As increasing violence escalates the story of the rival gangs into the Rio de Janeiro news, Knockout Ned - in and out of jail - receives all of the camera time. Which makes Lil Ze, hidden lord of the City of God, even more jealous. Which is where Rocket's childhood relationship to Lil Ze threads together the plot's fabric.

Rocket, now a new intern at the city newspaper, is looking for a break to get his first published photograph. Because of their fairer-complexions and lives of privilege, the paper's professional photographers don't have access to the Vietnam-like warzone of the favela. The result: Lil Ze in a photo, posing with a truckload of guns on the frontpage with aspiring photographer, Rocket, getting the credit.

Rocket's follow-up assignment is to obtain more photos of Lil Ze. But while on assignment, he finds himself in the film's climax - the center of a cyclone of bullets, the worst gunfire to ever hit the City of God.

Awash in sepia, bronze, and gold filters, City of God , despite its ubiquitous violence, is undeniably beautiful. The director, Meirelles, takes no soapbox against the cruel barbaric state of the lives of the children, but rather detaches and simply presents it. The frantic, unsteady camera shots echo the slum's lawlessness, while simultaneously giving the handheld authenticity of a documentary. Add to this, Lund's direction of 200 non-actor youth from the slums of Rio, and City of God becomes even more remarkable.

Ironically, the only authentic stamp missing in City of God is the film's location.
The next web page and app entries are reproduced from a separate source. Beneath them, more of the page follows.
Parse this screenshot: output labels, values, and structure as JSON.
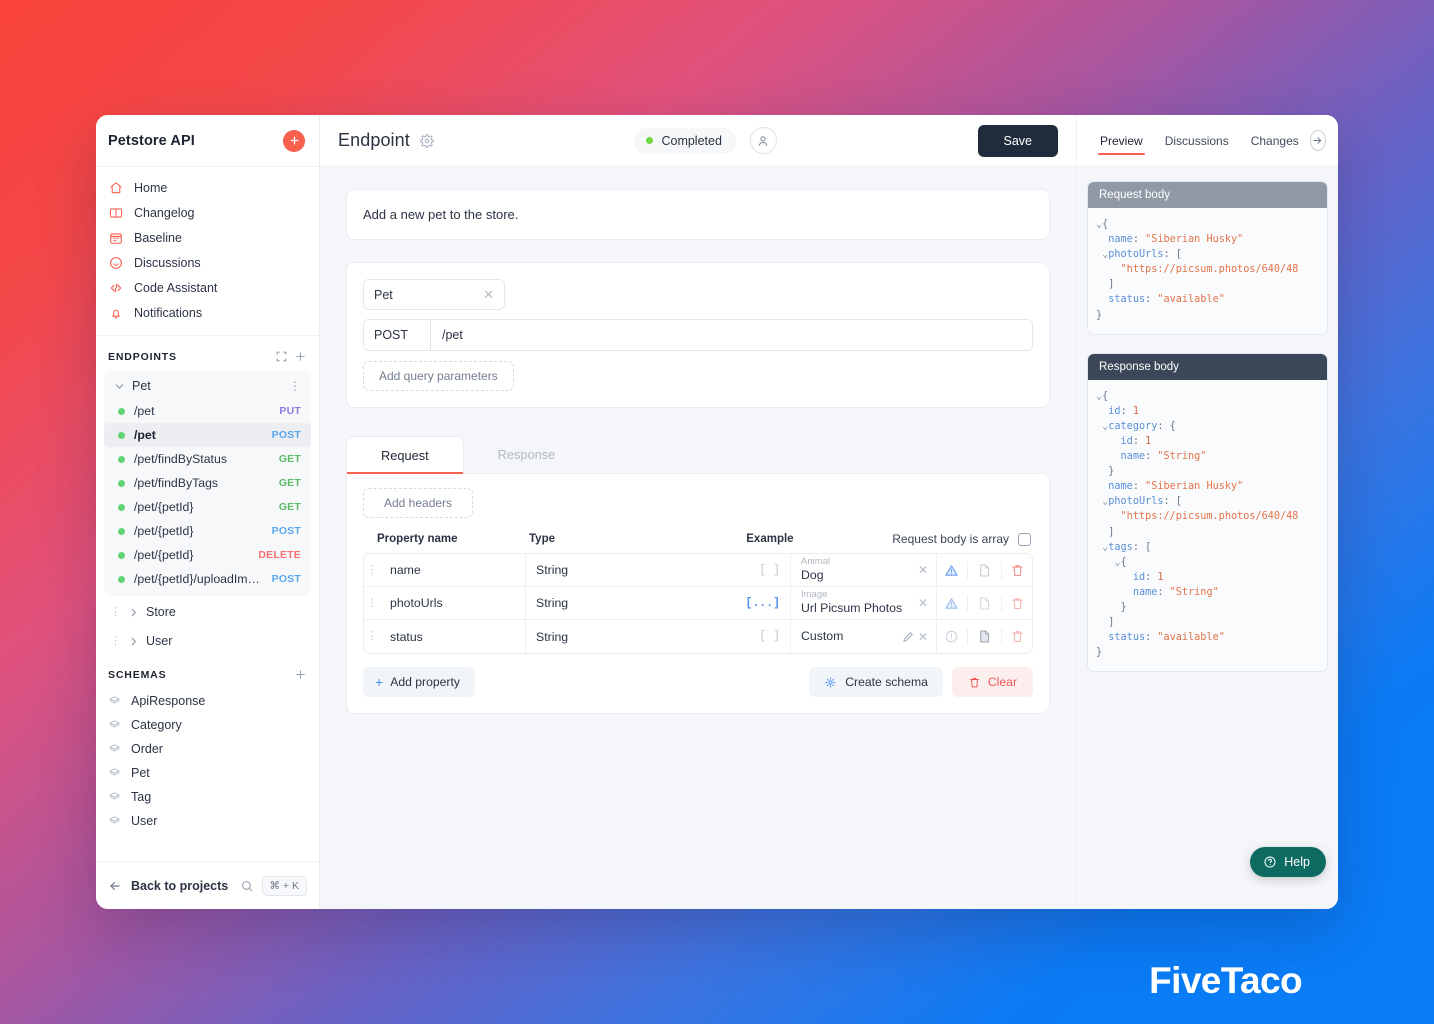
{
  "sidebar": {
    "title": "Petstore API",
    "add_button_label": "+",
    "nav": [
      {
        "label": "Home",
        "icon": "home-icon"
      },
      {
        "label": "Changelog",
        "icon": "book-icon"
      },
      {
        "label": "Baseline",
        "icon": "calendar-icon"
      },
      {
        "label": "Discussions",
        "icon": "chat-icon"
      },
      {
        "label": "Code Assistant",
        "icon": "code-icon"
      },
      {
        "label": "Notifications",
        "icon": "bell-icon"
      }
    ],
    "endpoints_section": {
      "title": "ENDPOINTS",
      "group": "Pet",
      "items": [
        {
          "path": "/pet",
          "method": "PUT",
          "active": false
        },
        {
          "path": "/pet",
          "method": "POST",
          "active": true
        },
        {
          "path": "/pet/findByStatus",
          "method": "GET",
          "active": false
        },
        {
          "path": "/pet/findByTags",
          "method": "GET",
          "active": false
        },
        {
          "path": "/pet/{petId}",
          "method": "GET",
          "active": false
        },
        {
          "path": "/pet/{petId}",
          "method": "POST",
          "active": false
        },
        {
          "path": "/pet/{petId}",
          "method": "DELETE",
          "active": false
        },
        {
          "path": "/pet/{petId}/uploadImage",
          "method": "POST",
          "active": false
        }
      ],
      "collapsed_groups": [
        "Store",
        "User"
      ]
    },
    "schemas_section": {
      "title": "SCHEMAS",
      "items": [
        "ApiResponse",
        "Category",
        "Order",
        "Pet",
        "Tag",
        "User"
      ]
    },
    "footer": {
      "back_label": "Back to projects",
      "shortcut": "⌘ + K"
    }
  },
  "header": {
    "title": "Endpoint",
    "status": "Completed",
    "save_label": "Save"
  },
  "endpoint": {
    "description": "Add a new pet to the store.",
    "tag": "Pet",
    "method": "POST",
    "path": "/pet",
    "add_query_params_label": "Add query parameters"
  },
  "tabs": [
    {
      "label": "Request",
      "active": true
    },
    {
      "label": "Response",
      "active": false
    }
  ],
  "request": {
    "add_headers_label": "Add headers",
    "columns": {
      "property": "Property name",
      "type": "Type",
      "example": "Example",
      "is_array": "Request body is array"
    },
    "rows": [
      {
        "property": "name",
        "type": "String",
        "array_toggle": "[ ]",
        "array_on": false,
        "example_label": "Animal",
        "example_value": "Dog",
        "has_pencil": false,
        "status_icon": "warning-icon",
        "doc_icon": "document-outline-icon"
      },
      {
        "property": "photoUrls",
        "type": "String",
        "array_toggle": "[...]",
        "array_on": true,
        "example_label": "Image",
        "example_value": "Url Picsum Photos",
        "has_pencil": false,
        "status_icon": "warning-icon",
        "doc_icon": "document-outline-icon"
      },
      {
        "property": "status",
        "type": "String",
        "array_toggle": "[ ]",
        "array_on": false,
        "example_label": "",
        "example_value": "Custom",
        "has_pencil": true,
        "status_icon": "info-icon",
        "doc_icon": "document-filled-icon"
      }
    ],
    "add_property_label": "Add property",
    "create_schema_label": "Create schema",
    "clear_label": "Clear"
  },
  "right_panel": {
    "tabs": [
      {
        "label": "Preview",
        "active": true
      },
      {
        "label": "Discussions",
        "active": false
      },
      {
        "label": "Changes",
        "active": false
      }
    ],
    "request_body": {
      "title": "Request body",
      "lines": [
        {
          "caret": "v",
          "indent": 0,
          "pun": "{"
        },
        {
          "indent": 1,
          "key": "name",
          "sep": ": ",
          "str": "\"Siberian Husky\""
        },
        {
          "caret": "v",
          "indent": 1,
          "key": "photoUrls",
          "sep": ": ",
          "pun": "["
        },
        {
          "indent": 2,
          "str": "\"https://picsum.photos/640/48"
        },
        {
          "indent": 1,
          "pun": "]"
        },
        {
          "indent": 1,
          "key": "status",
          "sep": ": ",
          "str": "\"available\""
        },
        {
          "indent": 0,
          "pun": "}"
        }
      ]
    },
    "response_body": {
      "title": "Response body",
      "lines": [
        {
          "caret": "v",
          "indent": 0,
          "pun": "{"
        },
        {
          "indent": 1,
          "key": "id",
          "sep": ": ",
          "num": "1"
        },
        {
          "caret": "v",
          "indent": 1,
          "key": "category",
          "sep": ": ",
          "pun": "{"
        },
        {
          "indent": 2,
          "key": "id",
          "sep": ": ",
          "num": "1"
        },
        {
          "indent": 2,
          "key": "name",
          "sep": ": ",
          "str": "\"String\""
        },
        {
          "indent": 1,
          "pun": "}"
        },
        {
          "indent": 1,
          "key": "name",
          "sep": ": ",
          "str": "\"Siberian Husky\""
        },
        {
          "caret": "v",
          "indent": 1,
          "key": "photoUrls",
          "sep": ": ",
          "pun": "["
        },
        {
          "indent": 2,
          "str": "\"https://picsum.photos/640/48"
        },
        {
          "indent": 1,
          "pun": "]"
        },
        {
          "caret": "v",
          "indent": 1,
          "key": "tags",
          "sep": ": ",
          "pun": "["
        },
        {
          "caret": "v",
          "indent": 2,
          "pun": "{"
        },
        {
          "indent": 3,
          "key": "id",
          "sep": ": ",
          "num": "1"
        },
        {
          "indent": 3,
          "key": "name",
          "sep": ": ",
          "str": "\"String\""
        },
        {
          "indent": 2,
          "pun": "}"
        },
        {
          "indent": 1,
          "pun": "]"
        },
        {
          "indent": 1,
          "key": "status",
          "sep": ": ",
          "str": "\"available\""
        },
        {
          "indent": 0,
          "pun": "}"
        }
      ]
    },
    "help_label": "Help"
  },
  "watermark": "FiveTaco",
  "colors": {
    "accent_red": "#f8604f",
    "save_dark": "#202b3c",
    "status_green": "#6fd644",
    "method_put": "#8f7ae5",
    "method_post": "#5aa9f0",
    "method_get": "#5cbb6a",
    "method_delete": "#f87171",
    "help_teal": "#0e6b62"
  }
}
It had to be shot in other neighborhoods in Rio because the real City of God was too dangerous.

Even now, over two decades later.


Anonymous said...

I care naught for blog burnout. The G needs you to write somrthing every day.

Anonymous said...

thanks for the background on Lil Ze's conversion. leave it to you to find symbolism that escaped me! the "sepia, bronze, and gold filters" highlighted the beauty of all those black people, despite the ugliness of their lifestyles.

Anonymous said...

Judd again. Found out from a friend, those 8 and 9 year olds at the end of City grew up to become the Red Command.

Here's a link to a transcript with some inteviews.

Once again, well written and informative Ayo...reminds me of what I'd read in City Journal out of New York.